For individual nurses, it is difficult to monitor, track and influence health policy within the Commonwealth given the fact that the Massachusetts legislature debates hundreds of health care related bills and regulations that can impact nurses, nursing practice, patients, quality care and access to care. But MARN members working together within the MARN Health Policy Committee do have the potential to make a great difference on health policy issues.
Join the MARN Action Team and continue to help in lobby efforts,click here.
Should exposure to harmful chemicals be a part of your daily job as a nurse? Should you need a Ph.D. in Chemistry to know what products are safe for you and your family?
The Toxic Substances Control Act (TSCA) was enacted in 1976 to regulate the use of chemicals based on their risk to human health or the environment. Unfortunately, it’s failed to protect us from toxic chemicals almost from the start. In the 35 years since TSCA took effect, the Environmental Protection Agency (EPA) has been able to require testing on just 200 of the more than 80,000 new chemicals produced and used in the U.S., and to date just five chemicals have been regulated under this law. Five.

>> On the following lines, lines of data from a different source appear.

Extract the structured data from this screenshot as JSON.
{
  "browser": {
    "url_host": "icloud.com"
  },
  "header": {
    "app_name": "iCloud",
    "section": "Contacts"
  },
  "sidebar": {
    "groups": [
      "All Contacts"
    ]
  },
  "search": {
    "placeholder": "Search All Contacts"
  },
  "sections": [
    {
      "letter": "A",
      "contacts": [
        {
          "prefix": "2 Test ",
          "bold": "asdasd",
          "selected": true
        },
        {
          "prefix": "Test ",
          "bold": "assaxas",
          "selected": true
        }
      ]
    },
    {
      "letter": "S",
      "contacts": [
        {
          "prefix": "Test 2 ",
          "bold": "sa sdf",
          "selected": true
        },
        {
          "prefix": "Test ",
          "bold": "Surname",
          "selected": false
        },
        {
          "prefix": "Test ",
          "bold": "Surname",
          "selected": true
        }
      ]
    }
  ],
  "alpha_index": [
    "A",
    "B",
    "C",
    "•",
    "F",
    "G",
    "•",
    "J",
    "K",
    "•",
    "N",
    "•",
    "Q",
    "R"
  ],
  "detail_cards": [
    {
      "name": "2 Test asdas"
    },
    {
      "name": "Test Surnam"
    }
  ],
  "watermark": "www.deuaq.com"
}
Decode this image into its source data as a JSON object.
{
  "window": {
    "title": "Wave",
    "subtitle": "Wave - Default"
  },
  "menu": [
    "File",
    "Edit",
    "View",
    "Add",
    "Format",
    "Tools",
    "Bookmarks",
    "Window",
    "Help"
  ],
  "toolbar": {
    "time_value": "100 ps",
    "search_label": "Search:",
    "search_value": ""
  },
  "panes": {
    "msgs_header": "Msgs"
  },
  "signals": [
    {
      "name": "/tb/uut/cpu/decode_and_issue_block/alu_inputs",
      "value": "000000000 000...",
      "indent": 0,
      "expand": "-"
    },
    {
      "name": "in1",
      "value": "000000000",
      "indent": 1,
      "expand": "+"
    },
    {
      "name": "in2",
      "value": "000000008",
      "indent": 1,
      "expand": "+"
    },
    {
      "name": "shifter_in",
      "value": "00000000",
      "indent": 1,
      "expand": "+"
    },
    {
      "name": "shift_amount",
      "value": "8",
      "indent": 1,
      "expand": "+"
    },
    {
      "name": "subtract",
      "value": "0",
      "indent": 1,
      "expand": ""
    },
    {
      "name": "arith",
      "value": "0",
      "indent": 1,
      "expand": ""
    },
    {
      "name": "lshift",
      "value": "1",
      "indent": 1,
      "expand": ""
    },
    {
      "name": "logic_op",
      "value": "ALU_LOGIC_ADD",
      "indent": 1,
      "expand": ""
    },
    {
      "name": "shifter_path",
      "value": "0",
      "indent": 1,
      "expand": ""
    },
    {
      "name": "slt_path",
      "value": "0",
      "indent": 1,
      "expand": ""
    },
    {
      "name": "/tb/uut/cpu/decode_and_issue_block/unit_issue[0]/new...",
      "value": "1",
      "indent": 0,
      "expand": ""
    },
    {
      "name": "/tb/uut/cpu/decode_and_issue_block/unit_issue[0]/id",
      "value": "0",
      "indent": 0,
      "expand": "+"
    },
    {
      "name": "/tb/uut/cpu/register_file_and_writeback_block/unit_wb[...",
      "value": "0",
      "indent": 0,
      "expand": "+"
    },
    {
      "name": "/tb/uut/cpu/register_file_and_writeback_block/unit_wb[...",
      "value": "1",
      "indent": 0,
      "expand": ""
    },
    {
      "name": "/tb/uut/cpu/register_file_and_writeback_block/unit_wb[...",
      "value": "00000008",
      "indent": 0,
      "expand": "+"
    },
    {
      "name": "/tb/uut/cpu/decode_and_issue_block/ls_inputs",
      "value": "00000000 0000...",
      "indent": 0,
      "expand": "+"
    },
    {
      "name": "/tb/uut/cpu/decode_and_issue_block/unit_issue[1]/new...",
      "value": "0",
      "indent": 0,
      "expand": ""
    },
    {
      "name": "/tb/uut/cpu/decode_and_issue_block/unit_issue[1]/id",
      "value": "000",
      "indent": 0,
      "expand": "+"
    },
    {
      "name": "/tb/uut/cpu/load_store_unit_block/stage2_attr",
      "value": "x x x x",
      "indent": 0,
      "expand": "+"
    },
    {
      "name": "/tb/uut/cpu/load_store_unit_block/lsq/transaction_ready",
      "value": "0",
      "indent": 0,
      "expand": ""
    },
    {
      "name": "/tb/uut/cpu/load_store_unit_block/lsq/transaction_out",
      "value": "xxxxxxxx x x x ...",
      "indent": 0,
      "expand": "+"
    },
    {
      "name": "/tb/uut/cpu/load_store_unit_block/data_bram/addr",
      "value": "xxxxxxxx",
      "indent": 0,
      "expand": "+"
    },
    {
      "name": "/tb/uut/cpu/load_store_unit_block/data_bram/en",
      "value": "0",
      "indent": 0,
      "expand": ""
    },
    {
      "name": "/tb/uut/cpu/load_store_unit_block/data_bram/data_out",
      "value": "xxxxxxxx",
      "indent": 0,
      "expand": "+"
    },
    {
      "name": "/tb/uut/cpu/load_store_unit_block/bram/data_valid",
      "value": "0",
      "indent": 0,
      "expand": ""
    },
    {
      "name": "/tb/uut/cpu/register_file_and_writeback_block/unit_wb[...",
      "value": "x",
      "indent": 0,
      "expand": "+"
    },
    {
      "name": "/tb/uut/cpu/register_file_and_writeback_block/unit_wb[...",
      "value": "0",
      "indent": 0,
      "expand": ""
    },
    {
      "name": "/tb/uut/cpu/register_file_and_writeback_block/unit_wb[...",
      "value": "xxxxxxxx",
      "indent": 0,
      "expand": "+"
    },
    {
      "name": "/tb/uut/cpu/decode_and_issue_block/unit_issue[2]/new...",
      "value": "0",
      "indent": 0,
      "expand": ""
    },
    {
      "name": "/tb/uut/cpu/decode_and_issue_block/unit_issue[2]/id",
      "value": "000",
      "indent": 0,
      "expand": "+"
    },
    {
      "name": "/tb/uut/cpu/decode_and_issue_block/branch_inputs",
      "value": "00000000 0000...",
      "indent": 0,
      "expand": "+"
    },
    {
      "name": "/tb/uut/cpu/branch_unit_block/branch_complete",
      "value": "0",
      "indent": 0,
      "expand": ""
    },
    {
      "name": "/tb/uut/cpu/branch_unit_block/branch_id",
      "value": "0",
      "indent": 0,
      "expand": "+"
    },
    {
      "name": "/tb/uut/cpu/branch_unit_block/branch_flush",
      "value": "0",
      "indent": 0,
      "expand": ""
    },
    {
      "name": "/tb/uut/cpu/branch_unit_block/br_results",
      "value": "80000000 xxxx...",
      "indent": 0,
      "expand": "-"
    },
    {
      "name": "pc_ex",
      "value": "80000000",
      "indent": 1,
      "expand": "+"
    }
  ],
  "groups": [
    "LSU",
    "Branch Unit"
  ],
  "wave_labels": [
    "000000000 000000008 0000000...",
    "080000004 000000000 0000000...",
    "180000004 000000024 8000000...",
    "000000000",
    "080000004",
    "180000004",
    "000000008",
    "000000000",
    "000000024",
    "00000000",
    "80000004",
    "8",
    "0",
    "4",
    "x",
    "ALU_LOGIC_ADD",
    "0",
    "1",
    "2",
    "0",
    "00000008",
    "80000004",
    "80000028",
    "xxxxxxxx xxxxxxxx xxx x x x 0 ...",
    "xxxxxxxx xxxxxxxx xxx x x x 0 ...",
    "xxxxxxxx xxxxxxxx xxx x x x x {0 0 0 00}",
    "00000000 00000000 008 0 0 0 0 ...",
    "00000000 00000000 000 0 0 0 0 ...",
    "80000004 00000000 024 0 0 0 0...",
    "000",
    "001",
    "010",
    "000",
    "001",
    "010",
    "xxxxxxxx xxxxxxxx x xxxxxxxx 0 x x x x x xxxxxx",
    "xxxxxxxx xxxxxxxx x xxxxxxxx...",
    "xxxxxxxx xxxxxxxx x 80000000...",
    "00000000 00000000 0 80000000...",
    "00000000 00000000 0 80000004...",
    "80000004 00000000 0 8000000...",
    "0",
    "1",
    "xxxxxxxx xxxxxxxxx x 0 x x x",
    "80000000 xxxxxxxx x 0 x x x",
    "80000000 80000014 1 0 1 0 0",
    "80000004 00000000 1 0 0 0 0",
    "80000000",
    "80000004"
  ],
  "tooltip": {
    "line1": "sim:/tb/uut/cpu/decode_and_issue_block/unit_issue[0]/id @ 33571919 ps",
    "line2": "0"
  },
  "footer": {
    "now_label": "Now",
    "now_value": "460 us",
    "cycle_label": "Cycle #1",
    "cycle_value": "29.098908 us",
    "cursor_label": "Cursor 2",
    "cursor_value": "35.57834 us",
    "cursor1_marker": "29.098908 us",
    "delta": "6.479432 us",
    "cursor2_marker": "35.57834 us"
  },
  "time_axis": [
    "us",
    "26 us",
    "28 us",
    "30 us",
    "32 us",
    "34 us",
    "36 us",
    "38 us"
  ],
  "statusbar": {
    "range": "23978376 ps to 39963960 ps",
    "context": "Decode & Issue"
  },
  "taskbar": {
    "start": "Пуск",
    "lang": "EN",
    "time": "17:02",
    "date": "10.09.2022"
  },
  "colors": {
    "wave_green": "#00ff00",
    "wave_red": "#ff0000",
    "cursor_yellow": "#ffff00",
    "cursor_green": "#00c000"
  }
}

Studies continue to demonstrate the links between these toxic chemicals and serious illnesses that threaten public health, and because of the many chemicals nurses and other health care workers are exposed to in the workplace, they are at even higher risk.
In response, Senator Frank Lautenberg (D-NJ) introduced S. 847 "The Safe Chemicals Act of 2011." This landmark legislation would overhaul the way the federal government protects the public from toxic chemicals.
We need you to ask your Senators to co-sponsor this important piece of legislation. By co-sponsoring the bill, they can show their commitment to protecting workers and the public from toxics.